Aug 18, 2006, 18:51
Internal body clock dictates timing of different types of stroke
The internal body clock, or circadian rhythm, seems to influence the timing of different types of stroke, suggests research published ahead of print in the Journal of Neurology Neurosurgery and Psychiatry. The research team analysed data from almost 13,000 patients who had had one of three types of stroke for the first time, diagnosed by brain scan. These patients' data had been collected on a stroke register, showing that cerebral infarction, where blood flow to brain arteries is restricted, was the most common type of stroke. The rate was 89 per 100,000 of the population.
Aug 17, 2006, 16:27
Common brain cells may have stem-cell-like potential

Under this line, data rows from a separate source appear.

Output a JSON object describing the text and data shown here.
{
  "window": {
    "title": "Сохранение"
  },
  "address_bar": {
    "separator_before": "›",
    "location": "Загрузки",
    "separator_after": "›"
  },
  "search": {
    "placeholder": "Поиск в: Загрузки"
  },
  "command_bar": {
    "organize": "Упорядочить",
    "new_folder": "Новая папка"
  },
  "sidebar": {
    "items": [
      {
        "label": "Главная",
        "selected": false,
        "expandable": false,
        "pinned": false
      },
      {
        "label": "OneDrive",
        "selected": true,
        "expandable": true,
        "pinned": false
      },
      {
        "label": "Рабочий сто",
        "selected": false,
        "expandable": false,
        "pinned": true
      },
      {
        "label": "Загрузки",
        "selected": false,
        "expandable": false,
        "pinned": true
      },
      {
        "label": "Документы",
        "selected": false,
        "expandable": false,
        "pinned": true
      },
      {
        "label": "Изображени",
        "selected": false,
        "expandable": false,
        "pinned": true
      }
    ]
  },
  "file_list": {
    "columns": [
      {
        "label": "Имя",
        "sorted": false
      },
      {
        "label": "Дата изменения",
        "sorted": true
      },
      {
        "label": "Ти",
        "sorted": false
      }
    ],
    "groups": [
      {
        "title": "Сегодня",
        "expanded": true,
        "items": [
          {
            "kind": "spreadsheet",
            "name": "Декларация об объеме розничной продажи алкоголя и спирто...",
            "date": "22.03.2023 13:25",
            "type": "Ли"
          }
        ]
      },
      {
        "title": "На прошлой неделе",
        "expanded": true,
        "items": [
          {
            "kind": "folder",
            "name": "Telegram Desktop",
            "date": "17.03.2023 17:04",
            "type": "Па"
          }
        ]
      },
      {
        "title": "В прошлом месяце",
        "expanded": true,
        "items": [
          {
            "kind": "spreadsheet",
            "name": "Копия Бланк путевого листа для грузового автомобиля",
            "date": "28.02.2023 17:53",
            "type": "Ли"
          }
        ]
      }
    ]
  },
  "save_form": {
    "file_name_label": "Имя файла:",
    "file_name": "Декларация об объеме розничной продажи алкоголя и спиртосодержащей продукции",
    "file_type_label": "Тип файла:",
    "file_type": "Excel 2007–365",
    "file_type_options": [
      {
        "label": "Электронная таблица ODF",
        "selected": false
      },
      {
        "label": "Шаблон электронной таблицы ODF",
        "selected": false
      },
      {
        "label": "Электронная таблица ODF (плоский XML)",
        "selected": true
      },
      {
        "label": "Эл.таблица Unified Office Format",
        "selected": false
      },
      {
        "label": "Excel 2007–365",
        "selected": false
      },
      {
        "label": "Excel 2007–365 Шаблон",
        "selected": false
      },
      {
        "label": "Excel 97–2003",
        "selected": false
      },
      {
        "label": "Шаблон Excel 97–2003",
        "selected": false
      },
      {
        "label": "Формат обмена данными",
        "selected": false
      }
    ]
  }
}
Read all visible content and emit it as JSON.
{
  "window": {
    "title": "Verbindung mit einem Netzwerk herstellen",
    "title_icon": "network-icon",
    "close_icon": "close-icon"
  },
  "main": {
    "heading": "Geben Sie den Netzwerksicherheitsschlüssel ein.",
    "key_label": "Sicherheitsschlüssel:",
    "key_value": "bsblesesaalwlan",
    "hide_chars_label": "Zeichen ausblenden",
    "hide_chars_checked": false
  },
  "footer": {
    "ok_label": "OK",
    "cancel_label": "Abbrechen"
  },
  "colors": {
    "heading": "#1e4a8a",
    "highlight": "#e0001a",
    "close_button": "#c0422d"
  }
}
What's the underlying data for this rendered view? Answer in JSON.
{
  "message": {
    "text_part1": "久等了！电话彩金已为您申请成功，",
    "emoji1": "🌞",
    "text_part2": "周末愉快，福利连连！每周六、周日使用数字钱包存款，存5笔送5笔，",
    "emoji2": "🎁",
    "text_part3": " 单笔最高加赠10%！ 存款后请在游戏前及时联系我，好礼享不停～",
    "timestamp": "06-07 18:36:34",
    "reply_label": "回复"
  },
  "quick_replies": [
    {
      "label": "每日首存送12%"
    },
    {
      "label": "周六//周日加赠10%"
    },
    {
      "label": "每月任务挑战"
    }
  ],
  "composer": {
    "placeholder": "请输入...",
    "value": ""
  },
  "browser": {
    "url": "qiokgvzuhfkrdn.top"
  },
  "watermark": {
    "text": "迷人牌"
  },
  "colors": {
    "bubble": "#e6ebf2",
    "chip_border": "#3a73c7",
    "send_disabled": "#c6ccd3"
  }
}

University of Florida researchers have shown ordinary human brain cells may share the prized qualities of self-renewal and adaptability normally associated with stem cells. Writing online in Development, scientists from UF's McKnight Brain Institute describe how they used mature human brain cells taken from epilepsy patients to generate new brain tissue in mice. Furthermore, they can coax these pedestrian human cells to produce large amounts of new brain cells in culture, with one cell theoretically able to begin a cycle of cell division that does not stop until the cells number about 10 to the 16th power.
Aug 17, 2006, 16:02